— PROMPT —
Among the lines of the data, copy those that hold "以管理员身份运行".

(Stored data)
--*--

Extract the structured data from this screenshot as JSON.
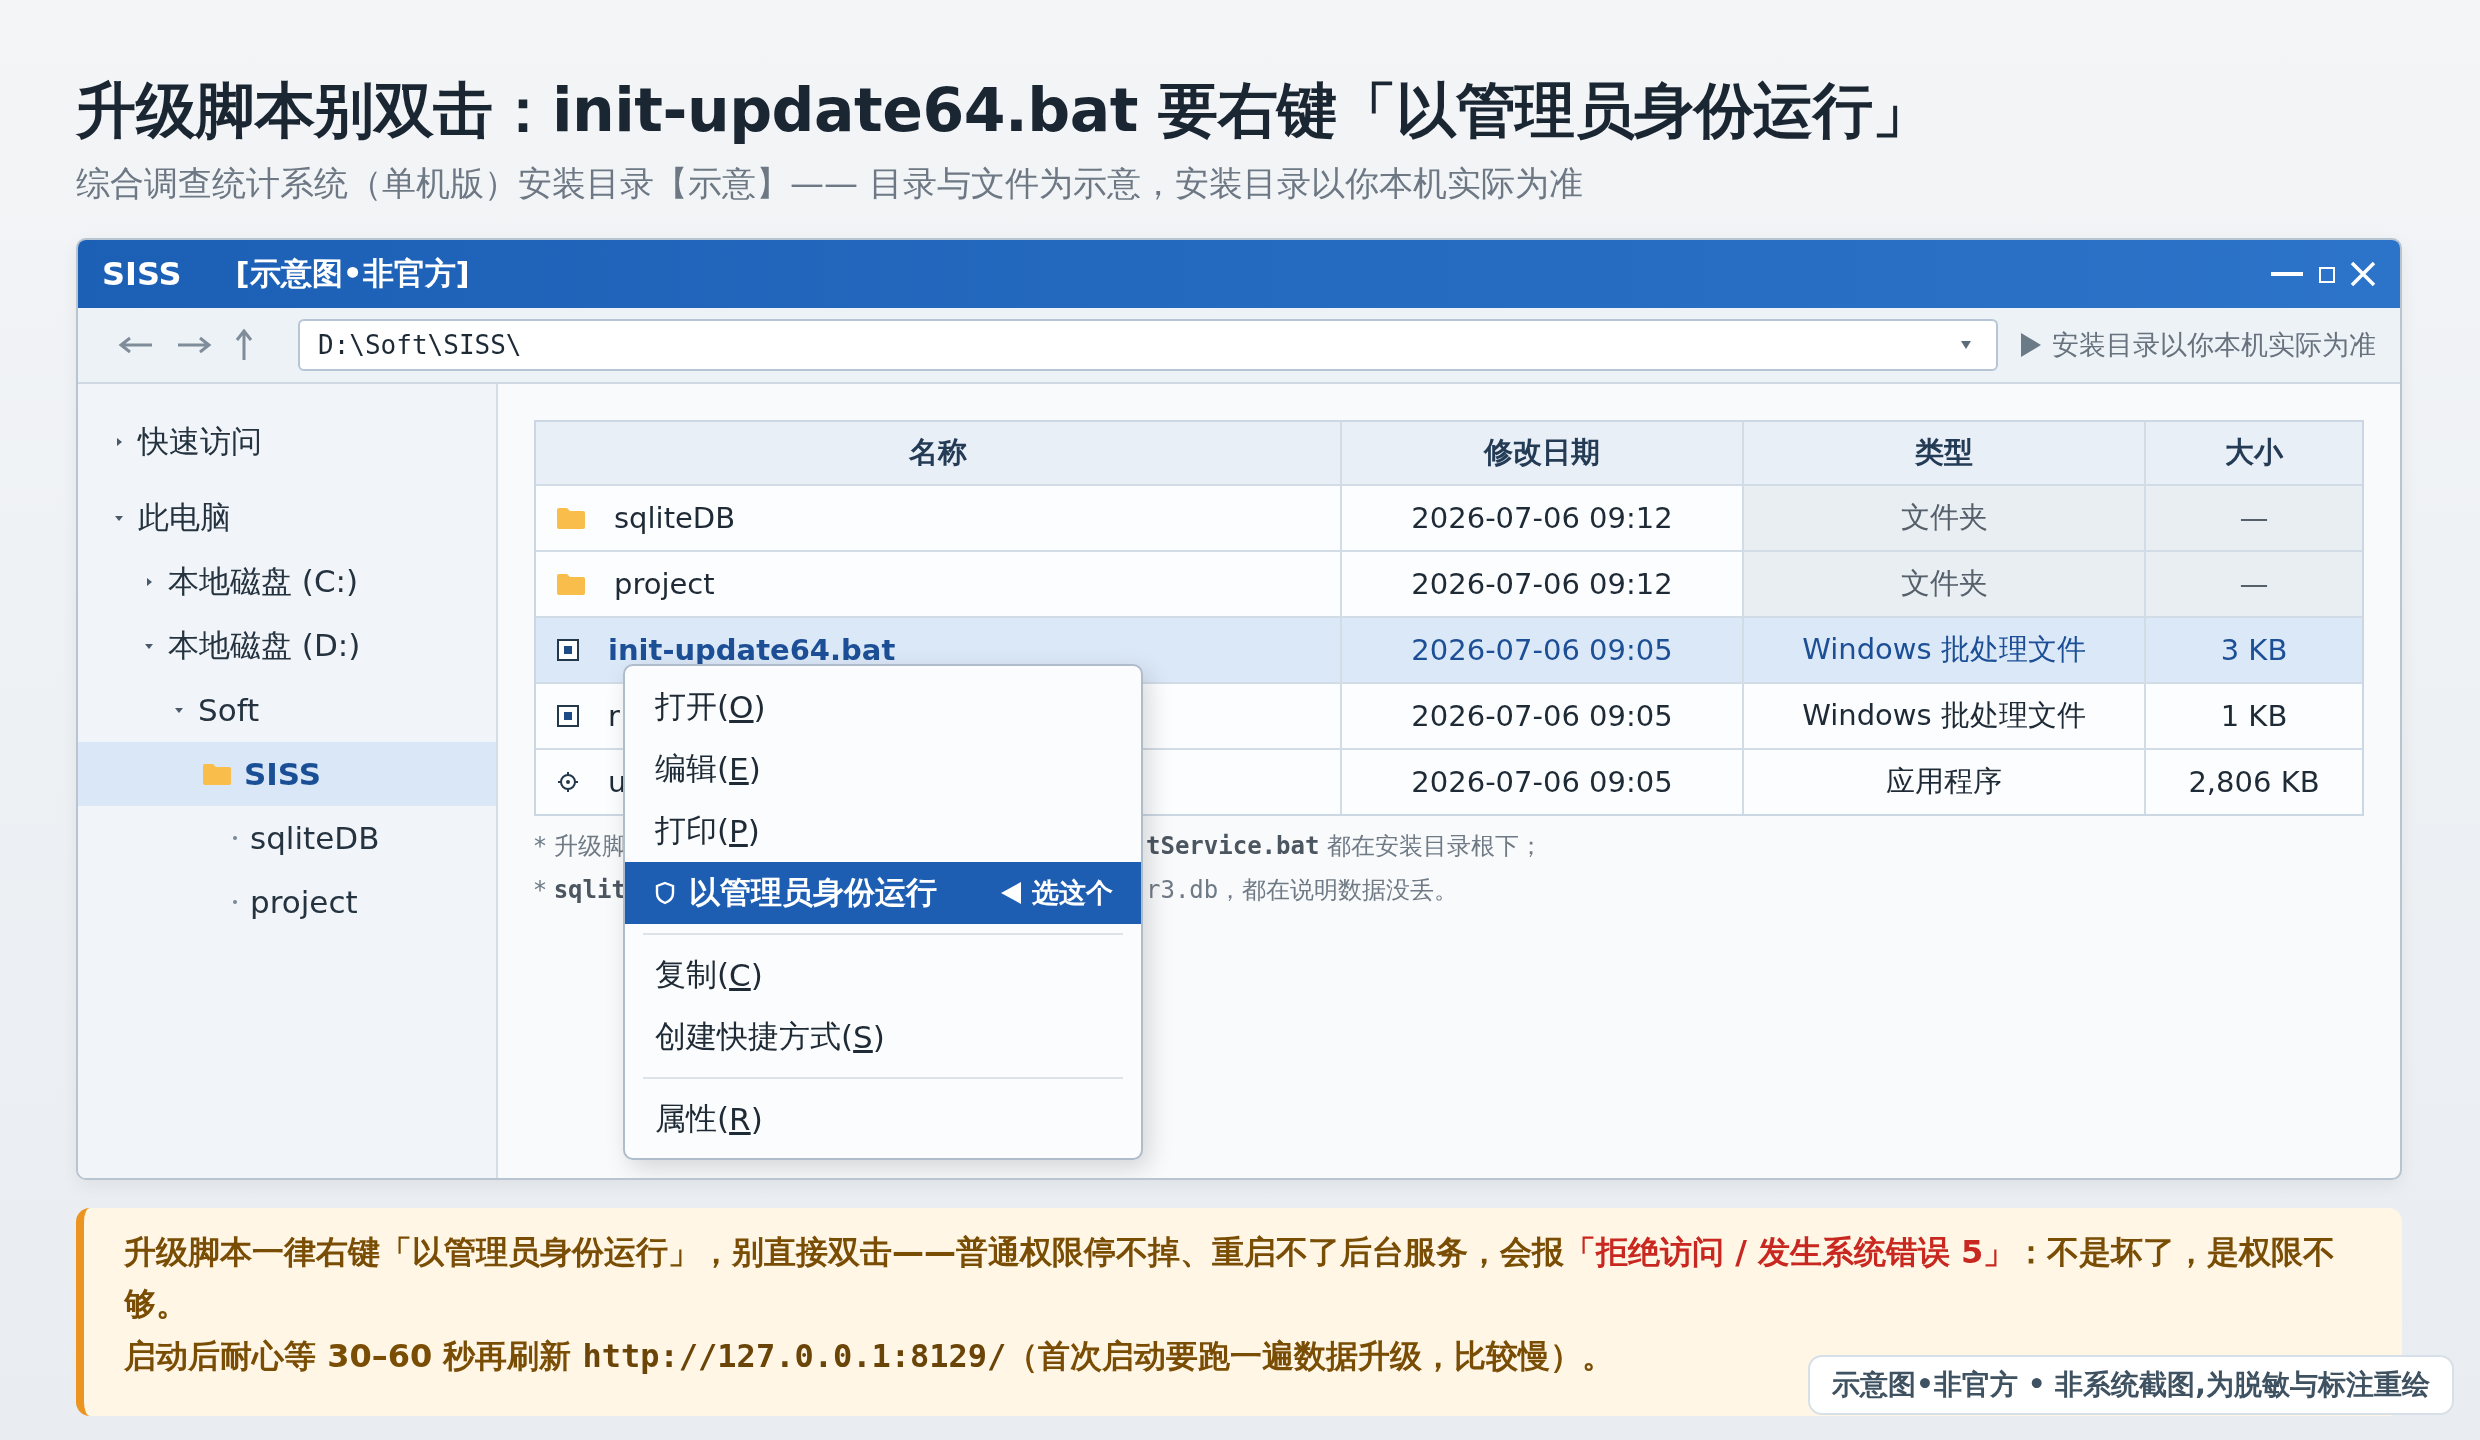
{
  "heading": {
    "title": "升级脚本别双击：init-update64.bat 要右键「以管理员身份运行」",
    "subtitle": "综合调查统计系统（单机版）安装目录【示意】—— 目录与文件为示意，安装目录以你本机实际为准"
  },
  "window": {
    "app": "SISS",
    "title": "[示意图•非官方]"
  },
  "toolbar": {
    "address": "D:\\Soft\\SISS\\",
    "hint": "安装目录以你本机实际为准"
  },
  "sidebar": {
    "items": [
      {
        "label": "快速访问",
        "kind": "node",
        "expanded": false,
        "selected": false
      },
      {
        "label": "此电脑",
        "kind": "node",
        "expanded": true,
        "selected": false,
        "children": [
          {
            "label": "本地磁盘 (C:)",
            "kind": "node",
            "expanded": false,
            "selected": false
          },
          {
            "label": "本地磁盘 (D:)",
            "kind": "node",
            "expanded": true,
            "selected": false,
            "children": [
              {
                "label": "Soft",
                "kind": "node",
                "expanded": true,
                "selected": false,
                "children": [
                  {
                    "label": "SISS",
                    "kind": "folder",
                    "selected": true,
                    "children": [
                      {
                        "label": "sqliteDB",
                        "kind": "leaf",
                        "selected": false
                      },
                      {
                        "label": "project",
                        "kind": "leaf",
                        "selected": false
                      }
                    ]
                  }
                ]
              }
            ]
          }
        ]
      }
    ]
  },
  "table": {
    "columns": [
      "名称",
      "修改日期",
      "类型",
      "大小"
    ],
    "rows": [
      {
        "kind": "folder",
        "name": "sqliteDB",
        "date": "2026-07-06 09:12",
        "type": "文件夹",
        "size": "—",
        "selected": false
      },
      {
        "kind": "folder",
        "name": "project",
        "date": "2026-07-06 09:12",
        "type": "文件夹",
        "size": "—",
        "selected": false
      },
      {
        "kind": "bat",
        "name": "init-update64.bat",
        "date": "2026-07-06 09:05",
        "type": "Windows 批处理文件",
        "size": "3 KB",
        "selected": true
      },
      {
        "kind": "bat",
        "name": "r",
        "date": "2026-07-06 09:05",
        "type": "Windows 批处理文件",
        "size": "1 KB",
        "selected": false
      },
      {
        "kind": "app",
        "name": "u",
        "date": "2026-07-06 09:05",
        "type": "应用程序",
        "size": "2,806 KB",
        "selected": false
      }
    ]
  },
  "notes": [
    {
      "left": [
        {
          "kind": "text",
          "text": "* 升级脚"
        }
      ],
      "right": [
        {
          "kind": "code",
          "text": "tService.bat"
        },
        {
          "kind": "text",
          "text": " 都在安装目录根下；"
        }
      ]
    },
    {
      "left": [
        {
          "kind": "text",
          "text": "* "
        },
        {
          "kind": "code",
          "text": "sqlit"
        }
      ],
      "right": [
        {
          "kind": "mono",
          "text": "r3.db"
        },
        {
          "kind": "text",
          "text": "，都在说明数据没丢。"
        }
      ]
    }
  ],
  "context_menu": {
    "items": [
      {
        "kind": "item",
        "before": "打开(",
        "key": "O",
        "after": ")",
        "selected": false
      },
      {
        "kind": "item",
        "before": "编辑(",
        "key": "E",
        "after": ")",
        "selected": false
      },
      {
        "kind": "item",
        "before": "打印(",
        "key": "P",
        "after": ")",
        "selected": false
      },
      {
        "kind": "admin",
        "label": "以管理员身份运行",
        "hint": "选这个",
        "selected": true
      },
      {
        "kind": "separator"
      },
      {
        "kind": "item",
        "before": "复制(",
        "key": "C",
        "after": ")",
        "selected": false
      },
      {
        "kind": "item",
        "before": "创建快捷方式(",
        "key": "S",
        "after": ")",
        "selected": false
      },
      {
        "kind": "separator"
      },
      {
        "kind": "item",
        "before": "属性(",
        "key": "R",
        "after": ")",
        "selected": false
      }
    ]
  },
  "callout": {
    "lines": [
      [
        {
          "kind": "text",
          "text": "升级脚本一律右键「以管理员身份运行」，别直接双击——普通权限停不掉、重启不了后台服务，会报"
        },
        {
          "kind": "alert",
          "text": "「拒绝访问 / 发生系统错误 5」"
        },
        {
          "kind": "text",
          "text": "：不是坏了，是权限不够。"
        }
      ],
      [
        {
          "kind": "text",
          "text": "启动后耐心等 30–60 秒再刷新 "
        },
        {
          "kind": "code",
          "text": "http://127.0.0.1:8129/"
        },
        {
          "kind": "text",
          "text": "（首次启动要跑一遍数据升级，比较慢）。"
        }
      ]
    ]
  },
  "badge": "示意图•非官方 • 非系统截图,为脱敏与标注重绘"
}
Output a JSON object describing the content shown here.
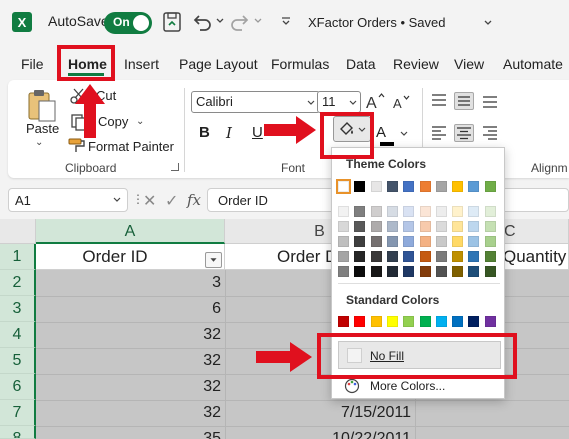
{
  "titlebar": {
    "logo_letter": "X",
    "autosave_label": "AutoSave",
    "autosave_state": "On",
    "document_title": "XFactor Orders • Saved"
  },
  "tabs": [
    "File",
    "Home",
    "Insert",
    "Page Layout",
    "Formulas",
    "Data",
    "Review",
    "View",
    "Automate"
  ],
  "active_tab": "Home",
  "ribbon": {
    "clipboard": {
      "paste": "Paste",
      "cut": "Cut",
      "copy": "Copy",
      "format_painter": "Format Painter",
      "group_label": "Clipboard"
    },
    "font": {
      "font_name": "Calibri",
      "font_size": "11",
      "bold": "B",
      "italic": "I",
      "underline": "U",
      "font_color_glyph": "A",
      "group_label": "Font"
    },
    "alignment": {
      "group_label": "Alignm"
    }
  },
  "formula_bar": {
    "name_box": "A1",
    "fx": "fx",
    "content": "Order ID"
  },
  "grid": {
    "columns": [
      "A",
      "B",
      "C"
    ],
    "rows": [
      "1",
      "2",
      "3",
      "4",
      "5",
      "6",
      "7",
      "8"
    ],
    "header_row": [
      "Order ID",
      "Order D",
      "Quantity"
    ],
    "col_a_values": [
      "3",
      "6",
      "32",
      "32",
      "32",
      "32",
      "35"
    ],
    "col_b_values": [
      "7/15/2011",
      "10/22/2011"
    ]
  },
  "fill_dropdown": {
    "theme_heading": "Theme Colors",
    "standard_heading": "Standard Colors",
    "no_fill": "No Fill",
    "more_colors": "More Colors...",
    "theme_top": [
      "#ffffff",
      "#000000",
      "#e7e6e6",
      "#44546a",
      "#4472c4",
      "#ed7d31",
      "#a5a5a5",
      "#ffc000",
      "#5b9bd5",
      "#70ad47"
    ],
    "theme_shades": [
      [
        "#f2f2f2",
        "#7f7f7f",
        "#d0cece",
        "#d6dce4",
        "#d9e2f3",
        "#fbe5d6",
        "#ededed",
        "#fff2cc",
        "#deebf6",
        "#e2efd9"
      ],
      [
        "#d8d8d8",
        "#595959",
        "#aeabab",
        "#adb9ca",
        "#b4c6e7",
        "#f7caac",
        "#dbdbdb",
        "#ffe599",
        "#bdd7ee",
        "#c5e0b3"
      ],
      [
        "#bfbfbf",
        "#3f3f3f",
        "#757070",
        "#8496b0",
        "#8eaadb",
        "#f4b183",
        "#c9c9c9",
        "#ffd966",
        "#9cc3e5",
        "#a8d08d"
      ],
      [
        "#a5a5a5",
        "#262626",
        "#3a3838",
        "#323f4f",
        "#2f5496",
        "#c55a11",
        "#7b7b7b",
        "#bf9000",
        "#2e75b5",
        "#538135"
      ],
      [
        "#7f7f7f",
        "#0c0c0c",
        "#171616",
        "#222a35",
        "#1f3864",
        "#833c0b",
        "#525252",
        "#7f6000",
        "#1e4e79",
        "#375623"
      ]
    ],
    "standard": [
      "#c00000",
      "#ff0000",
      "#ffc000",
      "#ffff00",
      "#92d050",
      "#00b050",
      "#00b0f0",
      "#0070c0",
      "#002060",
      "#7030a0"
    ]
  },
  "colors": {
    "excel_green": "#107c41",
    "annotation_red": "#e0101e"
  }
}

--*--

— ANSWER TO THE PROBLEM —
    "title": "升级脚本别双击：init-update64.bat 要右键「以管理员身份运行」",
        "label": "以管理员身份运行",
          "text": "升级脚本一律右键「以管理员身份运行」，别直接双击——普通权限停不掉、重启不了后台服务，会报"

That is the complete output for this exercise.